_Exercise objective:_
What the task needs is every record repeated exactly, nothing more.

_Data supplied:_
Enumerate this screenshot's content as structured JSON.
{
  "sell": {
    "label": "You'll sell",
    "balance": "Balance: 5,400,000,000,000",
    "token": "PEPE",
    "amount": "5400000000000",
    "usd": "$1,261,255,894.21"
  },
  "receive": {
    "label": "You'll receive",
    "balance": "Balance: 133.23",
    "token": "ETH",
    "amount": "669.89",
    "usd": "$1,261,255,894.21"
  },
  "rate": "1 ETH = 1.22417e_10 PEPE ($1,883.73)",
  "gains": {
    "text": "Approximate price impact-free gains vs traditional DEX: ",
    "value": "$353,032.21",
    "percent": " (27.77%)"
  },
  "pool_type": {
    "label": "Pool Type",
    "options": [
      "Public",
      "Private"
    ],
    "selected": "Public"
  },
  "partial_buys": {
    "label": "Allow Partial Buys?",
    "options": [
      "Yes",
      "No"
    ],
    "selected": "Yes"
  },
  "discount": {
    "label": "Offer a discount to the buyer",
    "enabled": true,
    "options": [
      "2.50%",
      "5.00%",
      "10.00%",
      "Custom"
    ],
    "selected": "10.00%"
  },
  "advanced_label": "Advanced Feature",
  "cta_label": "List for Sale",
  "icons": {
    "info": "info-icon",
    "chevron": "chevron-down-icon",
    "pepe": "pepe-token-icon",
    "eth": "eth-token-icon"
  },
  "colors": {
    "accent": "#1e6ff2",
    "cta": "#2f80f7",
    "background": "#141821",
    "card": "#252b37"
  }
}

_Response to the exercise:_
Enumerate this screenshot's content as structured JSON.
{
  "sell": {
    "label": "You'll sell",
    "balance": "Balance: 5,400,000,000,000",
    "token": "PEPE",
    "amount": "5400000000000",
    "usd": "$1,261,255,894.21"
  },
  "receive": {
    "label": "You'll receive",
    "balance": "Balance: 133.23",
    "token": "ETH",
    "amount": "669.89",
    "usd": "$1,261,255,894.21"
  },
  "rate": "1 ETH = 1.22417e_10 PEPE ($1,883.73)",
  "gains": {
    "text": "Approximate price impact-free gains vs traditional DEX: ",
    "value": "$353,032.21",
    "percent": " (27.77%)"
  },
  "pool_type": {
    "label": "Pool Type",
    "options": [
      "Public",
      "Private"
    ],
    "selected": "Public"
  },
  "partial_buys": {
    "label": "Allow Partial Buys?",
    "options": [
      "Yes",
      "No"
    ],
    "selected": "Yes"
  },
  "discount": {
    "label": "Offer a discount to the buyer",
    "enabled": true,
    "options": [
      "2.50%",
      "5.00%",
      "10.00%",
      "Custom"
    ],
    "selected": "10.00%"
  },
  "advanced_label": "Advanced Feature",
  "cta_label": "List for Sale",
  "icons": {
    "info": "info-icon",
    "chevron": "chevron-down-icon",
    "pepe": "pepe-token-icon",
    "eth": "eth-token-icon"
  },
  "colors": {
    "accent": "#1e6ff2",
    "cta": "#2f80f7",
    "background": "#141821",
    "card": "#252b37"
  }
}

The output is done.